HOW TO COMPLETE THIS TASK → If a line of the data below contains the string "title", copy it into your answer.

[[ EXTRACTED MATERIAL, beginning ]]

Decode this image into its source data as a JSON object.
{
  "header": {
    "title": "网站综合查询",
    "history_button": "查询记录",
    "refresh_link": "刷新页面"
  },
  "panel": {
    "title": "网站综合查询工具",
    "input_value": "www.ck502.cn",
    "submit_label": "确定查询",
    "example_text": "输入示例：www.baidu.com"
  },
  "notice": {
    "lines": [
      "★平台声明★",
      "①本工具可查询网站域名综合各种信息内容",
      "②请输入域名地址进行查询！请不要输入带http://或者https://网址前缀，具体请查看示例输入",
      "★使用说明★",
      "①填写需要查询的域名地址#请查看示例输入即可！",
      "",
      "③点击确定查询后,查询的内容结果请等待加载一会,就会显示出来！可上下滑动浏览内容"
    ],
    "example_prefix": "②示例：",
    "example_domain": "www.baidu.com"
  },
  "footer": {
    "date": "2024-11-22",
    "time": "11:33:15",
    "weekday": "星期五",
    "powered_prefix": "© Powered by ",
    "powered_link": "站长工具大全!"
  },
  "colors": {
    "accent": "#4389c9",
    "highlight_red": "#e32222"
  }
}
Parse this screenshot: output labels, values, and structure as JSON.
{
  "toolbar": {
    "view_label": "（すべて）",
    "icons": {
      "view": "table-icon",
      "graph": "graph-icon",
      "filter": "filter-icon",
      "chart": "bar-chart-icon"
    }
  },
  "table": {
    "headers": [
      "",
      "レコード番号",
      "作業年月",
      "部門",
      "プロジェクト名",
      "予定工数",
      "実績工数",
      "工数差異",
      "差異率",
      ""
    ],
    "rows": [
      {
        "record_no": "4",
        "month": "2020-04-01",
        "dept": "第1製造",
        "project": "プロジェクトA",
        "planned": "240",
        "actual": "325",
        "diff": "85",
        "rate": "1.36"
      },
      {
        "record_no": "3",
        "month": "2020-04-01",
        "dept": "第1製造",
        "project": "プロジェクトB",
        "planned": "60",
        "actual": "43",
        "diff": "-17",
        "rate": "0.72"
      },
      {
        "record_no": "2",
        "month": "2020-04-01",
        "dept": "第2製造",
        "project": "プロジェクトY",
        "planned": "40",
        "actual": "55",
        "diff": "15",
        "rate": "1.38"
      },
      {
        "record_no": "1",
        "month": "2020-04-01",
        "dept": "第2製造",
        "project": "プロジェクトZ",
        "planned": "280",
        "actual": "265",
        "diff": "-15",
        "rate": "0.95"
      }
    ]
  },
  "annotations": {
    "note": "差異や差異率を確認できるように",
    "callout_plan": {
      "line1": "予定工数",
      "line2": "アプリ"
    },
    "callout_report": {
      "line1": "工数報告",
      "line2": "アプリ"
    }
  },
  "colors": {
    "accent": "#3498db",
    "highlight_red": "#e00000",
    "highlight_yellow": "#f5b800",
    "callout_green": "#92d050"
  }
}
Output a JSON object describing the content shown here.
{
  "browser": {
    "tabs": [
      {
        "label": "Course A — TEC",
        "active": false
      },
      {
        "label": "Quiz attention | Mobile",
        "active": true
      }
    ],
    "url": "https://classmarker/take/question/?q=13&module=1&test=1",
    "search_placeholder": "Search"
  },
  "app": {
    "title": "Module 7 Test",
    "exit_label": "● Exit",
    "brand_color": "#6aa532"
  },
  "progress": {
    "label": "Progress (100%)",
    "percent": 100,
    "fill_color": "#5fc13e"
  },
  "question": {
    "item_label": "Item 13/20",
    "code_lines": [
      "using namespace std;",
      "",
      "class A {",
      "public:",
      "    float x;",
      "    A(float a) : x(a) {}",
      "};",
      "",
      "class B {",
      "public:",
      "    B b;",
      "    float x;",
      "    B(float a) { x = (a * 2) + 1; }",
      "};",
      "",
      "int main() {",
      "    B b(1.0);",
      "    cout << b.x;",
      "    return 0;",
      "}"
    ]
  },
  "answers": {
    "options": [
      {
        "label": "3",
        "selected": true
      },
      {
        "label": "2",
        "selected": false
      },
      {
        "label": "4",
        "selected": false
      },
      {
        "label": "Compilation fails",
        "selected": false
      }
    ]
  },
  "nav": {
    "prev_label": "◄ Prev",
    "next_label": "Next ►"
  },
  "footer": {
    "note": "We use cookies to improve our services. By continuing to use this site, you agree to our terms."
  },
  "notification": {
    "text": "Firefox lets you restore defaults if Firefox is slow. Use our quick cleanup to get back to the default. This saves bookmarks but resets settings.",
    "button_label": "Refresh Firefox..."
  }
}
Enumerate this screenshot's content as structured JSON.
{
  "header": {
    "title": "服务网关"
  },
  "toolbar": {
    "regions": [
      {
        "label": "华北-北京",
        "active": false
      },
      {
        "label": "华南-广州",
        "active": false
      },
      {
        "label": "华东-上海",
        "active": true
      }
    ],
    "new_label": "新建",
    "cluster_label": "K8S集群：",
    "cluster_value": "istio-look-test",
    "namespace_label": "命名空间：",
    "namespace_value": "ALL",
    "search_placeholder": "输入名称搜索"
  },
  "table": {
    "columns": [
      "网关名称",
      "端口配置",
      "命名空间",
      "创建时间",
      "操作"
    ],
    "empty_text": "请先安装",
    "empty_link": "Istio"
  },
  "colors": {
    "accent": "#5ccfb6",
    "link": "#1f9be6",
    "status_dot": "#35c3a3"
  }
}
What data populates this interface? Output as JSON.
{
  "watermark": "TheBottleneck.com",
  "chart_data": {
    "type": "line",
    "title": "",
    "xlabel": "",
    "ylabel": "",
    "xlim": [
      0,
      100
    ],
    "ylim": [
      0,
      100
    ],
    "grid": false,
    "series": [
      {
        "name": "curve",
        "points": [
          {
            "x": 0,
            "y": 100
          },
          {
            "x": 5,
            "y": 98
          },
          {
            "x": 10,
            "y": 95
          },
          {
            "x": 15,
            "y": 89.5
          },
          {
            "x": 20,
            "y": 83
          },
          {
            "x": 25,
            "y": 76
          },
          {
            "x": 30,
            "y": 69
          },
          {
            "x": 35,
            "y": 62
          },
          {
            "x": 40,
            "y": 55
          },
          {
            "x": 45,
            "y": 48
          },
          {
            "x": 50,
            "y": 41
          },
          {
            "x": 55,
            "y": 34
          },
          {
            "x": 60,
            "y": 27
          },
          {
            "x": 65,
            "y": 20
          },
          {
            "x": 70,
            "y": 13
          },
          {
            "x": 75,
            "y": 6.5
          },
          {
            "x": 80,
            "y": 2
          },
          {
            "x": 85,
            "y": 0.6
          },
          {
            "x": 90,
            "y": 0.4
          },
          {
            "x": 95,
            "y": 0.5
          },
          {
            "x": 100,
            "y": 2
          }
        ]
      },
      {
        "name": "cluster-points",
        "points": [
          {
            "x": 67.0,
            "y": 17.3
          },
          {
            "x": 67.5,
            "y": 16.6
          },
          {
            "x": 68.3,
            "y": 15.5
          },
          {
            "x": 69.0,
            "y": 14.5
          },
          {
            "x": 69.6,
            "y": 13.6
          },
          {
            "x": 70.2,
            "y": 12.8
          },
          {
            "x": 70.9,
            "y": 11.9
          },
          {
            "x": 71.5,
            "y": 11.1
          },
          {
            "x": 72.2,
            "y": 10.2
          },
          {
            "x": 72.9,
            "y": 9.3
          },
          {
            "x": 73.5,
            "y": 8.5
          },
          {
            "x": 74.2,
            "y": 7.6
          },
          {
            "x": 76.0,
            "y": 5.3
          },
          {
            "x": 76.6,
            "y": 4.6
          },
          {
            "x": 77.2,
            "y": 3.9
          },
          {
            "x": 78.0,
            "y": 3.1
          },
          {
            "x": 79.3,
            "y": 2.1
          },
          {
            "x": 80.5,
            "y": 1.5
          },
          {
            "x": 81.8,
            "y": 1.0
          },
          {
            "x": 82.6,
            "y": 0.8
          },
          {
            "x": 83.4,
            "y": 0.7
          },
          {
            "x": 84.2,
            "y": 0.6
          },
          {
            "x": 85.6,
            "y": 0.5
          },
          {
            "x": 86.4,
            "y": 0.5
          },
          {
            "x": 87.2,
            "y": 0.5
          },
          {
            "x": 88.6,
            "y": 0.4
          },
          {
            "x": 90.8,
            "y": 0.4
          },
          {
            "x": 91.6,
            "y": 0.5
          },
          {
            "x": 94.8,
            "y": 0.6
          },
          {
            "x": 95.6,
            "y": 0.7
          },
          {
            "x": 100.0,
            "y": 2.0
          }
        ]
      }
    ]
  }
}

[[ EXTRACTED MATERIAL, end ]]

TASK ANSWER →
    "title": "网站综合查询",
    "title": "网站综合查询工具",
    "title": "Module 7 Test",
    "title": "服务网关"
    "title": "",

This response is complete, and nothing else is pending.